▶ [Exercise instructions]
Using the entries that follow, state how many lines contain the word "icon". The response is that number and nothing more.

= = = = = = =

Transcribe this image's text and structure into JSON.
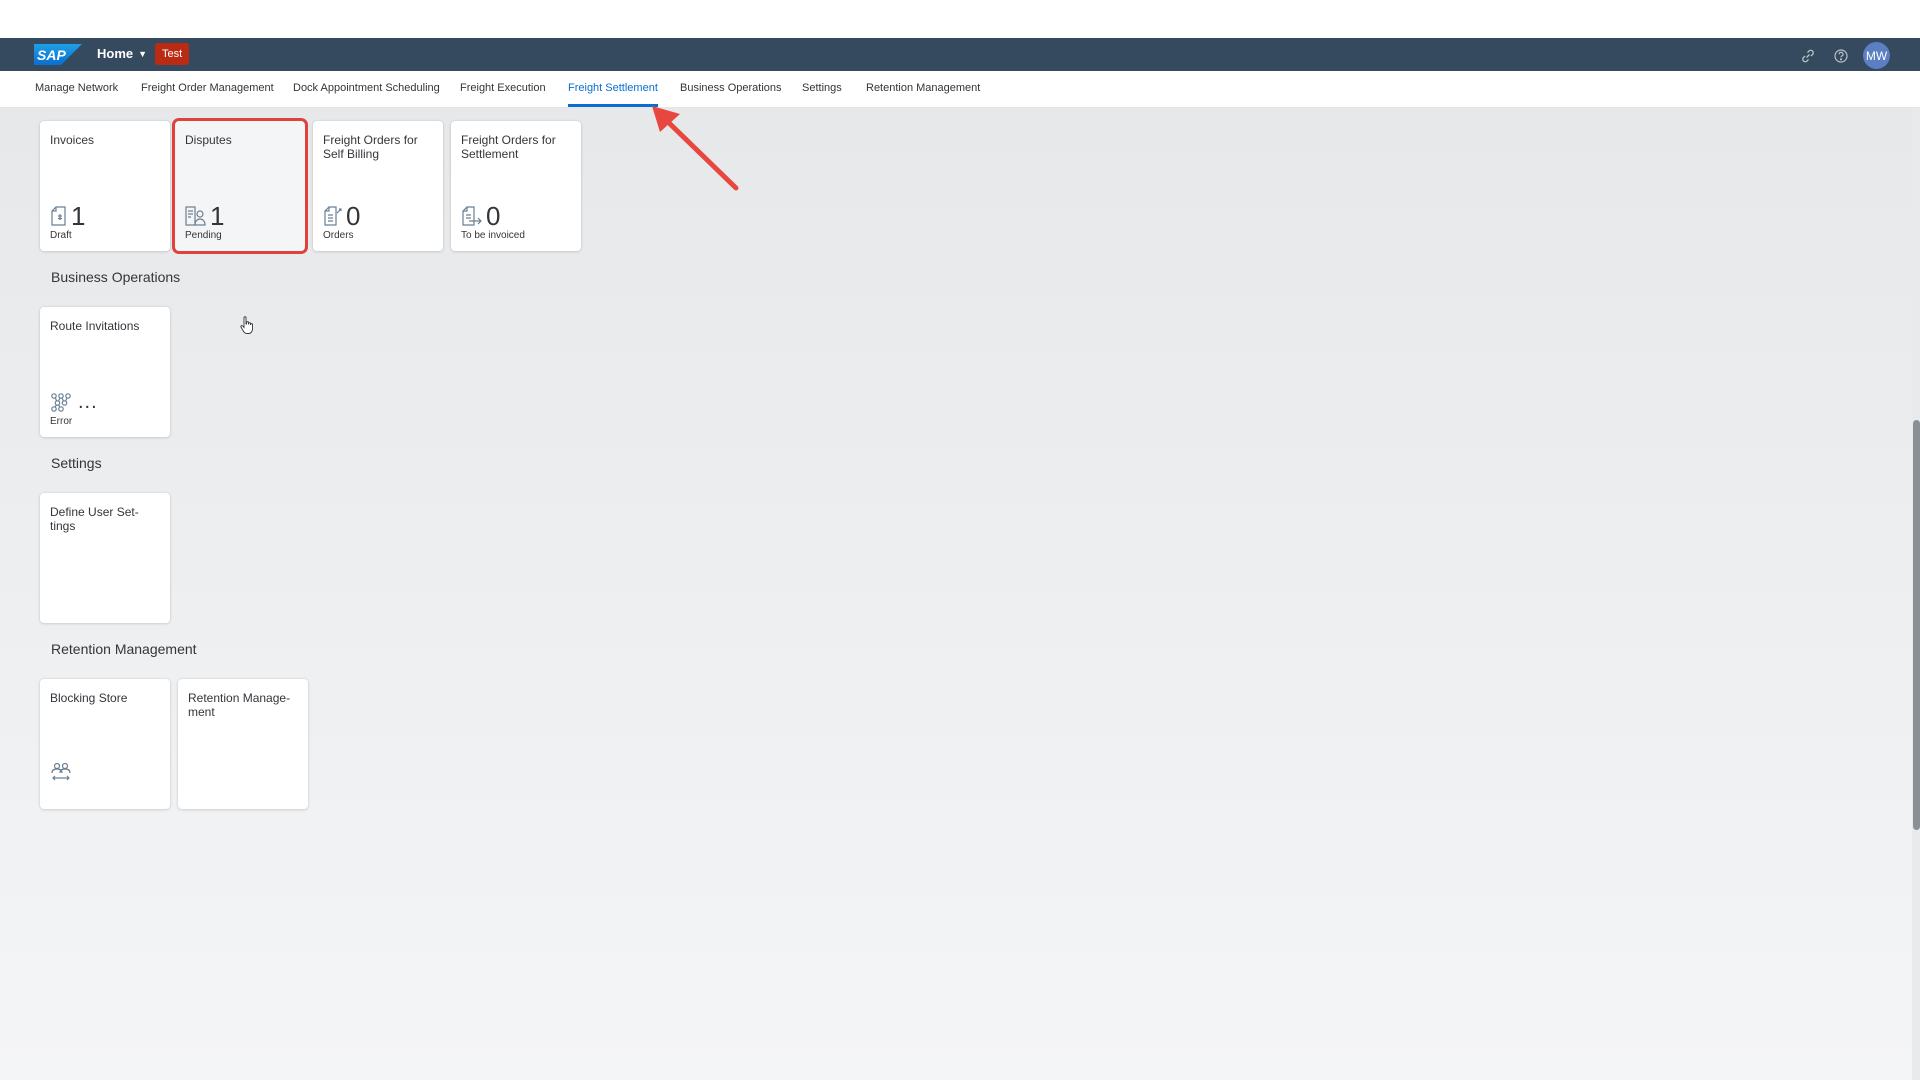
{
  "shell": {
    "logo_text": "SAP",
    "home_label": "Home",
    "env_badge": "Test",
    "avatar_initials": "MW",
    "brand_color": "#354a5f",
    "badge_color": "#bb2a13"
  },
  "nav": {
    "items": [
      {
        "label": "Manage Network"
      },
      {
        "label": "Freight Order Management"
      },
      {
        "label": "Dock Appointment Scheduling"
      },
      {
        "label": "Freight Execution"
      },
      {
        "label": "Freight Settlement"
      },
      {
        "label": "Business Operations"
      },
      {
        "label": "Settings"
      },
      {
        "label": "Retention Management"
      }
    ],
    "active": "Freight Settlement",
    "accent_color": "#0a6ed1"
  },
  "sections": {
    "freight_settlement": {
      "tiles": [
        {
          "title": "Invoices",
          "icon": "invoice-icon",
          "number": "1",
          "footer": "Draft"
        },
        {
          "title": "Disputes",
          "icon": "dispute-icon",
          "number": "1",
          "footer": "Pending"
        },
        {
          "title": "Freight Orders for Self Billing",
          "icon": "self-billing-icon",
          "number": "0",
          "footer": "Orders"
        },
        {
          "title": "Freight Orders for Settlement",
          "icon": "settlement-icon",
          "number": "0",
          "footer": "To be invoiced"
        }
      ]
    },
    "business_operations": {
      "title": "Business Operations",
      "tiles": [
        {
          "title": "Route Invitations",
          "icon": "route-network-icon",
          "number": "...",
          "footer": "Error"
        }
      ]
    },
    "settings": {
      "title": "Settings",
      "tiles": [
        {
          "title": "Define User Set-tings"
        }
      ]
    },
    "retention_management": {
      "title": "Retention Management",
      "tiles": [
        {
          "title": "Blocking Store",
          "icon": "user-transfer-icon"
        },
        {
          "title": "Retention Manage-ment"
        }
      ]
    }
  },
  "annotation": {
    "highlight_color": "#e0413c",
    "arrow_color": "#e8473f"
  }
}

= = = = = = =

▶ [Answer for the task]
6